W.S. Tyler has spent decades developing particle analysis routines for lab operators across countless industries and is always looking to introduce new, innovative techniques that will better your odds of achieving accurate and repeatable results.
To guide you through the process of requesting a Computerized Particle Analyzer demo, this article will cover:
- What a CPA is
- The appropriate time to request a demo
- The steps you need to take to request a demo
- What a CPA demo entails
What Is a Computerized Particle Analyzer?
The W.S. Tyler Computerized Particle Analyzer (CPA) is our dynamic image analysis unit designed to work with dry, free-flowing material, identifying the size and shape of particles as fine as 10 microns. It utilizes a high-resolution line scan camera to scan 28,000 lines per second, equivalent to about 10,000 particles per second.
When Would I Request to Host a CPA Demo?
Typically, you would submit a demo request after we compile a test report of the material your company works with. This is because a test report provides you with data needed to deliver tangible evidence that a superior or purchaser can look at and understand the value a CPA can bring to your operation.
What Step Do I Need To Take To Receive a CPA Demo?
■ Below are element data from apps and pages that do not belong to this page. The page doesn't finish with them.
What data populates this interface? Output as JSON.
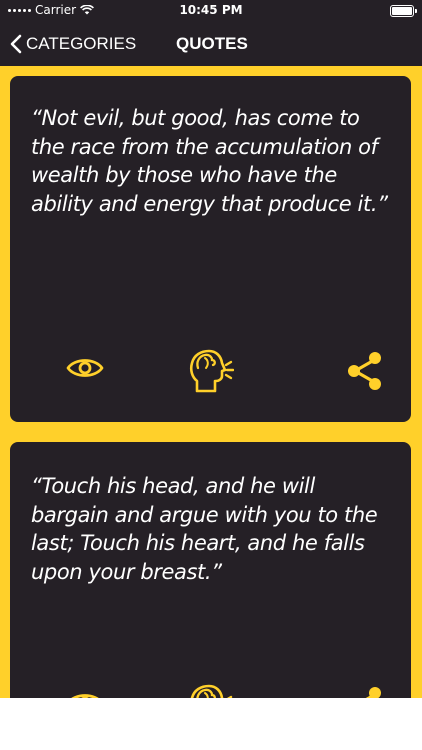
{
  "status_bar": {
    "carrier": "Carrier",
    "time": "10:45 PM"
  },
  "nav": {
    "back_label": "CATEGORIES",
    "title": "QUOTES"
  },
  "quotes": [
    {
      "text": "“Not evil, but good, has come to the race from the accumulation of wealth by those who have the ability and energy that produce it.”"
    },
    {
      "text": "“Touch his head, and he will bargain and argue with you to the last; Touch his heart, and he falls upon your breast.”"
    }
  ],
  "icons": {
    "view": "eye-icon",
    "speak": "speak-icon",
    "share": "share-icon"
  },
  "colors": {
    "accent": "#ffd02a",
    "card": "#252026",
    "text": "#ffffff"
  }
}
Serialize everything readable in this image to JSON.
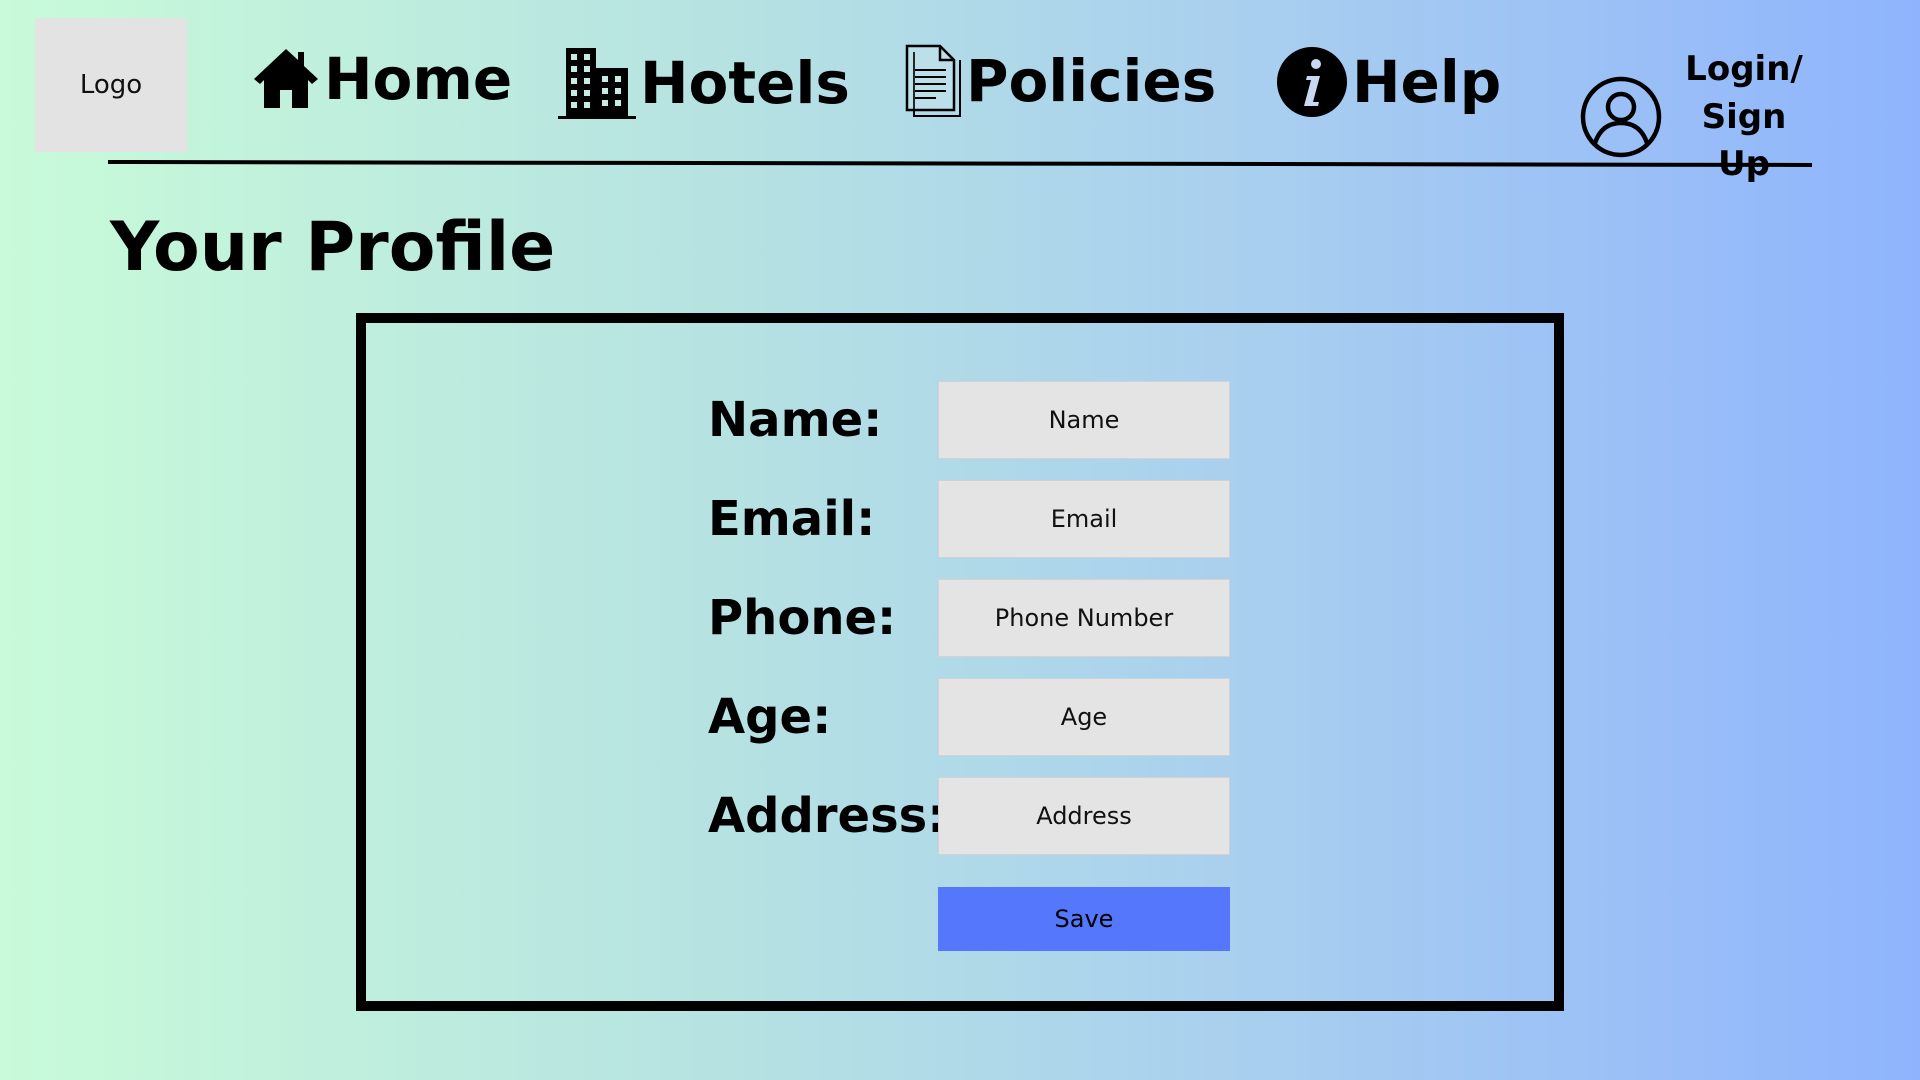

To request a demo, you will first need to reach out to our team and express interest in one of the CPA units. We will then respond with a questionnaire that will ask the following:
- What is the particle size you're trying to measure? (Is it within the capabilities of the unit?)
- What material are you measuring?
- What are the environmental conditions in your lab setting?
- Is the material you're working with wet or dry?
- Does the material tend to agglomerate?
- What are you trying to measure: Size analysis or shape analysis?
After you respond to these questions and we begin to gauge whether the CPA is a good fit for you or not, you will then be required to send a sample of your material with any associated SDS sheets. This will help us to ensure the material is appropriate to be tested with a CPA.
At this point, we will begin to zero in on the specific device we feel is a good match for you and send you approximate costs. This is to give you a better idea of what to expect and identify if it fits your budget or not.
After we established the CPA unit that will best accommodate your needs, we will coordinate with you and your team to schedule the actual demonstration.
What Does a CPA Demo Look Like?
Once a demo date has been scheduled, we will first work out the logistics of getting the CPA physically in your lab. This means the unit will be shipped to your facility several days prior to the demo or, if you're local, we will drive the unit to you.
We will then arrive on-site on the day scheduled and set up the unit alongside the lab operator and the staff the will be using it. At this point, we will run whatever material you will use the unit for day-to-day.
NOTE: The demo works best if it is set up and done within the lab that the CPA will be placed. This will allow you to see how it's going to work within your ecosystem firsthand.
Now, it is important that everyone who will be using the CPA is present on the day of the schedule.
Faster Testing Leads to Cost Savings
The W.S. Tyler Computerized Particle Analyzer analyzes the size and shape of the individual particles in your material, providing you with real-time metrics. Understanding whether a CPA unit is suitable for you or not is critical, so we always recommend that you demo any CPA unit before investing.
As you now have a better understanding of what the demo process consists of, you should now gain a better understanding of the impact the CPA can potentially have on the expenses surrounding your particle analysis process. This will further help you prove the CPA's worth to your team.
As we help you navigate the particle analysis industry, W.S. Tyler strives to introduce you to the latest technology that will help improve the efficiency of your particle analysis process.
To learn what the faster testing times mean for the finances of your operations, read the following article:
About Ronnie Brown
Ronnie is the Content Writer for W.S. Tyler and has four years of experience as a professional writer. He strives to expand his knowledge on all things particle analysis and woven wire mesh to leverage his exceptional writing and graphic design skills, creating a one-of-a-kind experience for customers.